"You're livin' in your own Private Idaho, Idaho"

Please note that this text contains spoilers.

Here is River Phoenix; stranded, shuffling, sleepy-eyed. Take note of his smooth, high forehead and his sweet boyish chin. Watch as he hollers and swaggers. This show of unfazed machismo cannot hide the fact that he’s as defenceless and vulnerable as the rabbit who lopes away from the road in fright. This boy is named Mike and he doesn’t know where he is or why he’s there. Clouds roil overhead in the purpling sky. The highway stretches onwards. This American landscape is blank and hostile.

Remember this location. We’ll be back.  

Now watch as Mike is suddenly betrayed by his own body. Convulsing and twitching, he slowly drops to the ground. He is a narcoleptic, a character trait which informs the rhythm of his surrounding film. Mike’s attacks come upon him suddenly and he regularly wakes up in a new and disorientating place. This lends an unusual structure to the movie, which smash cuts it way through different locations, time periods, tones.

But first, the opening credits.

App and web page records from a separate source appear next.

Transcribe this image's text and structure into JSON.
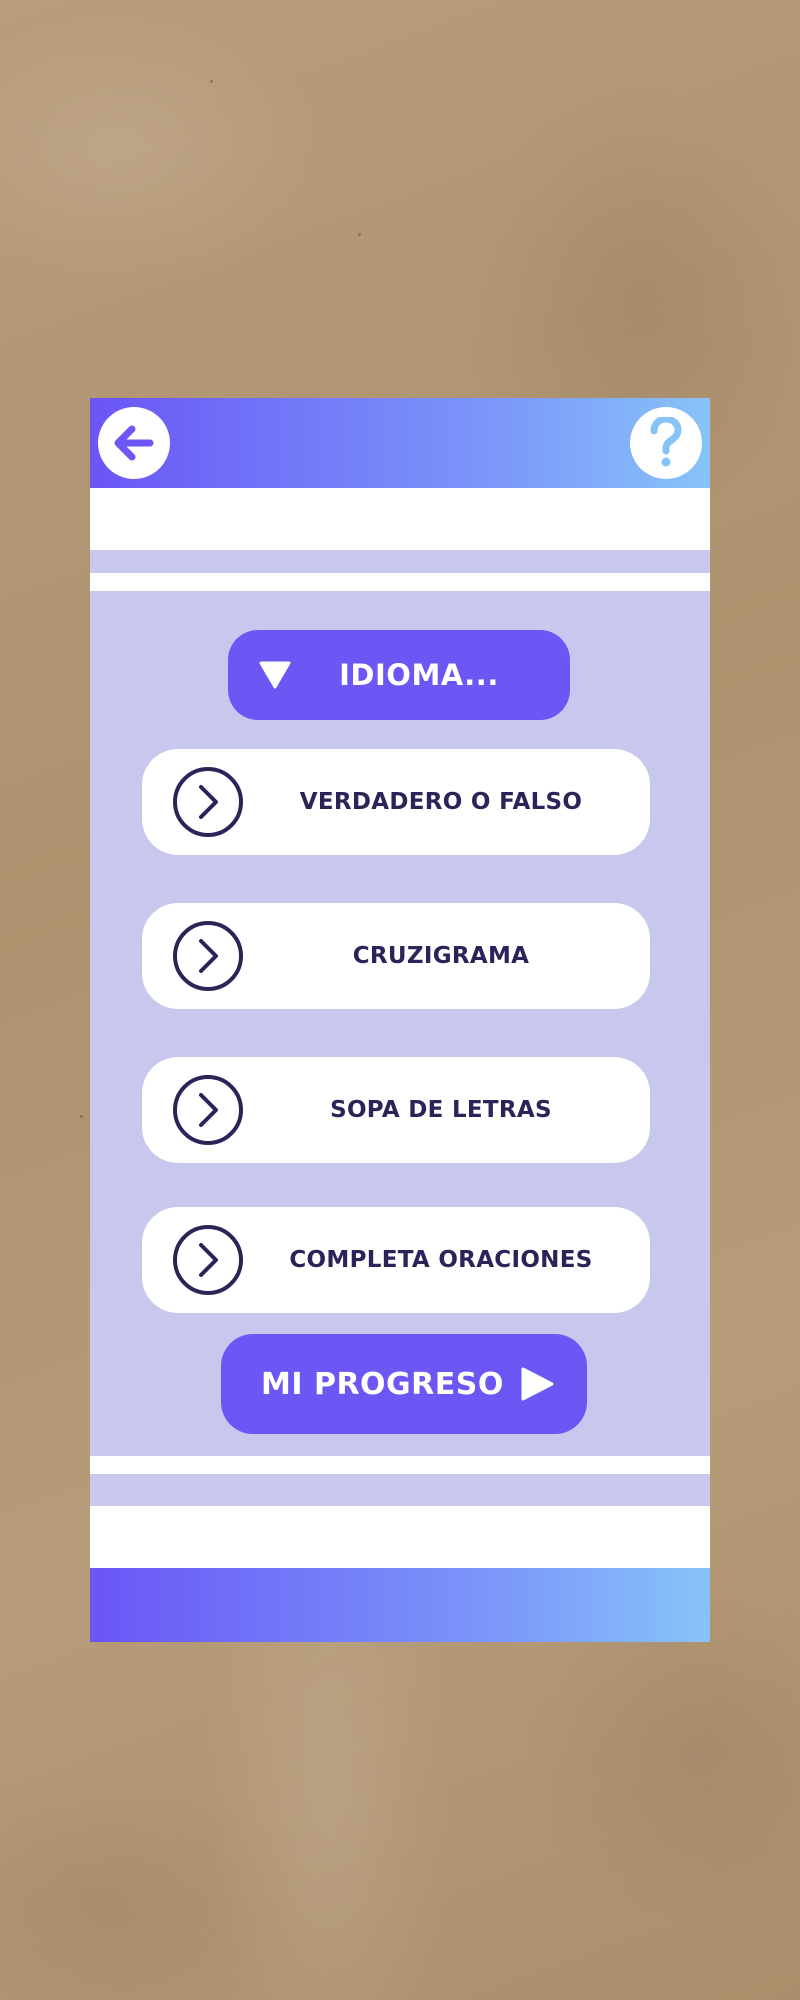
{
  "header": {
    "back_icon": "arrow-left-icon",
    "help_icon": "question-mark-icon"
  },
  "language": {
    "label": "IDIOMA...",
    "icon": "triangle-down-icon"
  },
  "games": [
    {
      "label": "VERDADERO O FALSO",
      "icon": "chevron-right-circle-icon"
    },
    {
      "label": "CRUZIGRAMA",
      "icon": "chevron-right-circle-icon"
    },
    {
      "label": "SOPA DE LETRAS",
      "icon": "chevron-right-circle-icon"
    },
    {
      "label": "COMPLETA ORACIONES",
      "icon": "chevron-right-circle-icon"
    }
  ],
  "progress": {
    "label": "MI PROGRESO",
    "icon": "play-icon"
  },
  "colors": {
    "accent": "#6c56f4",
    "panel": "#c8c8ef",
    "text_dark": "#2b2459",
    "gradient_start": "#6b55f6",
    "gradient_end": "#86c4f8"
  }
}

Most people now automatically associate the words My Own Private Idaho with the New Queer Cinema movement of the 1990s. Yet what does that title really mean? The phrase is never once said within the movie.

The colourful title cards slotted throughout the film tell us that that stretch of highway we encounter at the beginning of the film, the one as familiar as a ‘fucked-up face’, is located in Idaho. The phrase itself has its origin in a song by the B-52s, a band, let’s not forget, in which four of the five founding members identified as gay or bisexual.

If you don’t pay any attention to the lyrics, one’s “own private Idaho” sounds like it could mean an idealised space, a self-made mental sanctuary. Pay attention to the lyrics though, and the song reveals something much more insidious.

You're livin' in your own Private Idaho, Idaho
You're out of control, the rivers that roll
You fell into the water and down to Idaho
Get out of that state
Get out of the state you're in

Your own private Idaho is an unhealthy mental state. It’s a paranoiac frame of mind. It’s one we shouldn’t linger in for too long.

Poor Mike is returned to that stretch of highway again and again.


“I've been on this road before.”

We’re back on that same road. It’s halfway through the film and this time Mike is not alone. Scott (Keanu Reeves) is with him, attempting to kickstart his motorcycle and only half listening as Mike continues:

“This is my road. Looks like a fucked-up face.Like it's saying, 'Have a nice day" or something. See what I mean, Scott?”

Scott doesn’t see, or he doesn’t want to see. He continues this refusal into the next scene, perhaps the most pivotal in the film. It is the scene where the two boys sit in front of a crackling fire, the location where Mike admits he’s in love with Scott.

It almost hurts to watch Mike squirm this confession of love out of himself, to see the physical effort it takes. He begins by circling around the issue, hinting and feinting and then backing off, willing his companion to take the lead. It isn’t until Scott’s quiet, assured statement that he only has sex with men for money and that “two guys can't love each other” that Mike’s reserve cracks and he lets his honest feelings out, halting yet definite.

“Well, I - I don't know. I mean -I mean, for me… I could love someone even if I... you know, wasn't paid for it. I love you and…. you don't pay me.”

Throughout this exchange, Scott is looking directly at Mike, while Mike stares down into the fire. Watch River Phoenix’s body as he twists it in on himself, wrapping hand around knee, drawing himself up close and small. It’s worth remembering that this exquisite scene was improvised almost entirely by Phoenix. On the page, his character was initially written as straight. Phoenix wanted to complicate it. How queer.


At the film’s close, we are, of course, back on that same stretch of road. It isn’t a scene of redemption or of reunion. For many queer people, our lives cannot be conceived of as linear. Many of the usual milestones of normal society are meaningless, or mislabelled, or simply fall out of chronology. After all he has been through, Mike has ended up right back where he started from.

Before we are truly finished, however, a final title-card: Have a nice day.

The phrase rings obviously hollow. The world can be brutal to beautiful boys with smooth, high foreheads, especially those with queer confessions to make. But watch River Phoenix, one final time. He is beautiful. And this, more than perhaps any other factor, is why we return, helplessly, to My Own Private Idaho.

- by Catherine O'Sullivan